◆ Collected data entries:

------------------------------------------------------------------------

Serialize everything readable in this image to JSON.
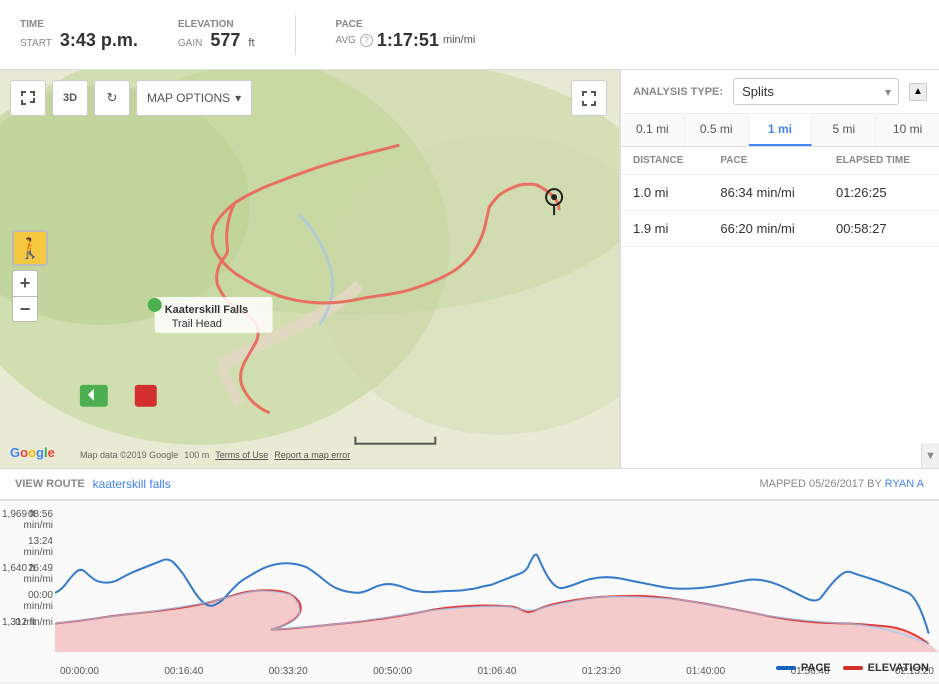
{
  "top_bar": {
    "time_label": "TIME",
    "start_label": "START",
    "start_value": "3:43 p.m.",
    "elevation_label": "ELEVATION",
    "gain_label": "GAIN",
    "gain_value": "577",
    "gain_unit": "ft",
    "pace_label": "PACE",
    "avg_label": "AVG",
    "pace_value": "1:17:51",
    "pace_unit": "min/mi"
  },
  "map": {
    "options_btn": "MAP OPTIONS",
    "location_label": "Kaaterskill Falls\nTrail Head",
    "attribution": "Map data ©2019 Google",
    "scale": "100 m",
    "terms": "Terms of Use",
    "report": "Report a map error"
  },
  "analysis": {
    "type_label": "ANALYSIS TYPE:",
    "selected": "Splits",
    "scroll_up": "▲",
    "scroll_down": "▼",
    "distance_tabs": [
      "0.1 mi",
      "0.5 mi",
      "1 mi",
      "5 mi",
      "10 mi"
    ],
    "active_tab": "1 mi",
    "table": {
      "headers": [
        "DISTANCE",
        "PACE",
        "ELAPSED TIME"
      ],
      "rows": [
        {
          "distance": "1.0 mi",
          "pace": "86:34 min/mi",
          "elapsed": "01:26:25"
        },
        {
          "distance": "1.9 mi",
          "pace": "66:20 min/mi",
          "elapsed": "00:58:27"
        }
      ]
    }
  },
  "view_route": {
    "label": "VIEW ROUTE",
    "route_name": "kaaterskill falls",
    "mapped_label": "MAPPED",
    "mapped_date": "05/26/2017",
    "by_label": "BY",
    "by_name": "RYAN A"
  },
  "chart": {
    "elev_labels": [
      "1,969 ft",
      "1,640 ft",
      "1,312 ft"
    ],
    "pace_labels": [
      "08:56 min/mi",
      "13:24 min/mi",
      "26:49 min/mi",
      "00:00 min/mi",
      "0 min/mi"
    ],
    "x_labels": [
      "00:00:00",
      "00:16:40",
      "00:33:20",
      "00:50:00",
      "01:06:40",
      "01:23:20",
      "01:40:00",
      "01:56:40",
      "02:13:20"
    ],
    "legend": {
      "pace_label": "PACE",
      "pace_color": "#2979FF",
      "elevation_label": "ELEVATION",
      "elevation_color": "#D32F2F"
    }
  }
}
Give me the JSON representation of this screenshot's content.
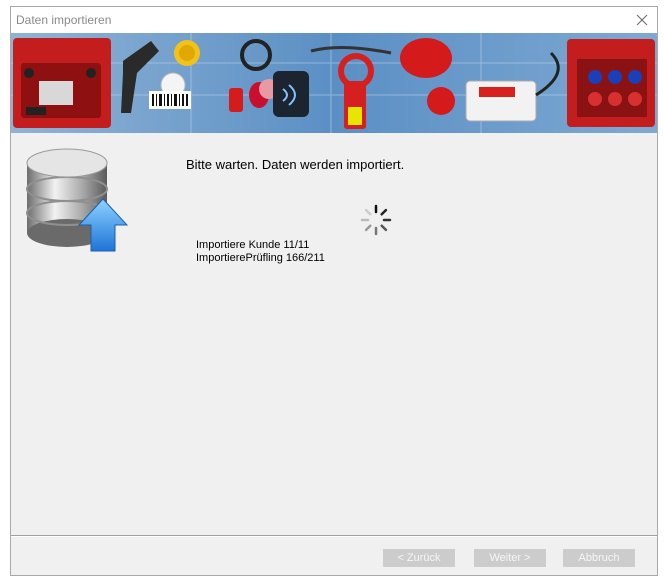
{
  "window": {
    "title": "Daten importieren"
  },
  "icons": {
    "close": "close-icon",
    "database": "database-upload-icon",
    "spinner": "loading-spinner-icon"
  },
  "banner": {
    "description_icons": [
      "red-test-case",
      "barcode-scanner",
      "barcode-label",
      "rfid-tag",
      "rfid-reader",
      "clamp-meter",
      "cee-plug",
      "adapter-box",
      "socket-test-case"
    ]
  },
  "status": {
    "title": "Bitte warten. Daten werden importiert.",
    "line1": "Importiere Kunde 11/11",
    "line2": "ImportierePrüfling 166/211"
  },
  "buttons": {
    "back": "< Zurück",
    "next": "Weiter >",
    "cancel": "Abbruch"
  },
  "colors": {
    "banner_blue": "#4a7fb5",
    "accent_red": "#d42020",
    "button_disabled": "#cccccc"
  }
}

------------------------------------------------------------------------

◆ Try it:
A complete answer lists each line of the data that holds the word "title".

◆ Answer to this problem:
    "title": "Daten importieren"
    "title": "Bitte warten. Daten werden importiert.",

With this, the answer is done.